World Book Day: Children's Role Models in Fiction

05 March 2020


Instilled with values such as kindness and bravery, honesty and self-belief, the heroes and heroines in fiction we grow up reading about can influence the kind of person we are and even the way we perceive the world.

In celebration of the positive influence of children’s literature, this World Book Day, we’ve put together a list of our favourite characters from fiction who we think are brilliant modern-day role models for boys and girls of all ages.


1. Rosie from Rosie Revere, Engineer by Andrea Beaty


Breaking gender conventions and motivating children to pursue their dreams, this delightful story of Rosie Revere’s quest to engineer a ‘Cheese Copter’ aircraft, teaches children that it’s through our failures that we come to achieve incredible things. Indeed, Rosie’s first attempts are not always a success, yet her self-belief and curiosity for learning demonstrates that you can achieve anything if you put your mind to it.
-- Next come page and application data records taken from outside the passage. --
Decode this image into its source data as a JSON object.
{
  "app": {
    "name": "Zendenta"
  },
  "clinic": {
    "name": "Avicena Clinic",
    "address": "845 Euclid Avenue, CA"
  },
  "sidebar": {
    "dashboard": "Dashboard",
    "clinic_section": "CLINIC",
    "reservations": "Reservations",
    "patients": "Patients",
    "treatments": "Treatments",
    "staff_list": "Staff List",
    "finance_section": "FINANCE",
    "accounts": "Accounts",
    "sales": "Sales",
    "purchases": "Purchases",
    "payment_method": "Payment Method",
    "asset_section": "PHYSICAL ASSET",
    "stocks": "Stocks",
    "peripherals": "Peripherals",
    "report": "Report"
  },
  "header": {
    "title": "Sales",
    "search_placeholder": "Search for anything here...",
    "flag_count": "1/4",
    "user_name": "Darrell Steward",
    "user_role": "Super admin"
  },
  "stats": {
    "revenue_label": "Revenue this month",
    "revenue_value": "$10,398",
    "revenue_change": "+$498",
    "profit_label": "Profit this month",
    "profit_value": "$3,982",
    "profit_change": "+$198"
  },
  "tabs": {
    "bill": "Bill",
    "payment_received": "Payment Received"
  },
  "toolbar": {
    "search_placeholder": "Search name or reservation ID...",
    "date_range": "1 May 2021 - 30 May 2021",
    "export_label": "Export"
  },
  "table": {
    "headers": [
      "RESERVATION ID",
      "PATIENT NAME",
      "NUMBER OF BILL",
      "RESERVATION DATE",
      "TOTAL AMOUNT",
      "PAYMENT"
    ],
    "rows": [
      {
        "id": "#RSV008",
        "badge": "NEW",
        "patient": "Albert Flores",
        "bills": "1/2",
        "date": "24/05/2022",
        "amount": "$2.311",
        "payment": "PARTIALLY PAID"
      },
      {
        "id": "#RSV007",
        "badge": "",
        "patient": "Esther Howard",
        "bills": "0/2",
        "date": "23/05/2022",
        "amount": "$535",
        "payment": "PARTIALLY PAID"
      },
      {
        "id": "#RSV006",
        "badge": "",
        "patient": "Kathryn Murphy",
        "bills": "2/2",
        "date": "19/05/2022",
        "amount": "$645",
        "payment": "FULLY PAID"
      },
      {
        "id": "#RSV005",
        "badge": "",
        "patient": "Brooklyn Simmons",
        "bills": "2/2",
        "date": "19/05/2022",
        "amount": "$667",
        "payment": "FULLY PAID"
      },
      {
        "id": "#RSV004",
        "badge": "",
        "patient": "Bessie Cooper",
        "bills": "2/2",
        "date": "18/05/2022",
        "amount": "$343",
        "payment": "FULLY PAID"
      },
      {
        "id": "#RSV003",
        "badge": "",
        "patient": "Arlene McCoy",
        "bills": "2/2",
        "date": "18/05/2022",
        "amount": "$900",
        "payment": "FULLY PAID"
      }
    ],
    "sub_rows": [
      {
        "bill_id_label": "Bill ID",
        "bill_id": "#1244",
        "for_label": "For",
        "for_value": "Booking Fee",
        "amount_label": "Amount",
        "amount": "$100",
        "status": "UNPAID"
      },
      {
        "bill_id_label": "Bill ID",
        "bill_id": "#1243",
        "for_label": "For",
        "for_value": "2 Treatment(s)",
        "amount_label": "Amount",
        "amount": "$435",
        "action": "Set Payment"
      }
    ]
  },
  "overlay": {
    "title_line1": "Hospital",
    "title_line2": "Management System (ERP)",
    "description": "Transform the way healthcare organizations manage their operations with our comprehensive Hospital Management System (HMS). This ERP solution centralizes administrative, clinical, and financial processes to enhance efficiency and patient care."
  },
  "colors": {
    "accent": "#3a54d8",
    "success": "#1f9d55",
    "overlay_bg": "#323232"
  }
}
2. Auggie Pullman from Wonder by R.J Palacio

This SuperCamps favourite tells the story of 10-year old Auggie Pullman, who was born with a rare condition known as Treacher Collins Syndrome- a condition that causes severe facial disfigurement. Navigating high school for the first time, Auggie soon experiences the challenges of being accepted as an outsider. However, despite bullying, Auggie’s unwavering courage to make friends and remain positive, illustrates the power of compassion and kindness.



3. Hilda from Hilda and the Troll by Luke Pearson

This whimsical and wonderful graphic novel explores the adventures of Hilda: the fearless blue-haired explorer whose journeys take us to worlds where trolls, elves and talking crows roam. Overcoming disastrous situations through creative and often unconventional solutions, Hilda’s resourceful and imaginative approach to the adversities she faces inspires creativity and adventure.


4. Madeline from The Madeline Series by Ludwig Bemelmans 


This classic children’s picture book has withstood the test of time with its important messages around female friendship. Living in an all girls’ boarding school, Madeline uses her wit, charm and adventurous spirit to bring the girls together, leading them on a number of frivolous adventures. Despite certain hardships, Madeline’s endless positivity outshines even the gloomiest of circumstances.



5. Charlie Bucket from Charlie and the Chocolate Factory by Roald Dahl


Another children’s classic, the values of honesty, courage and selflessness that Charlie Bucket stands for are explored through Dahl’s marvelously eccentric novel. It is these character traits that Mr. Wonka recognises in Charlie and that ultimately leads him to inheriting the chocolate factory. Always putting others before himself, Charlie doesn't allow this incredible prize to earn his own happiness, but also that of his family.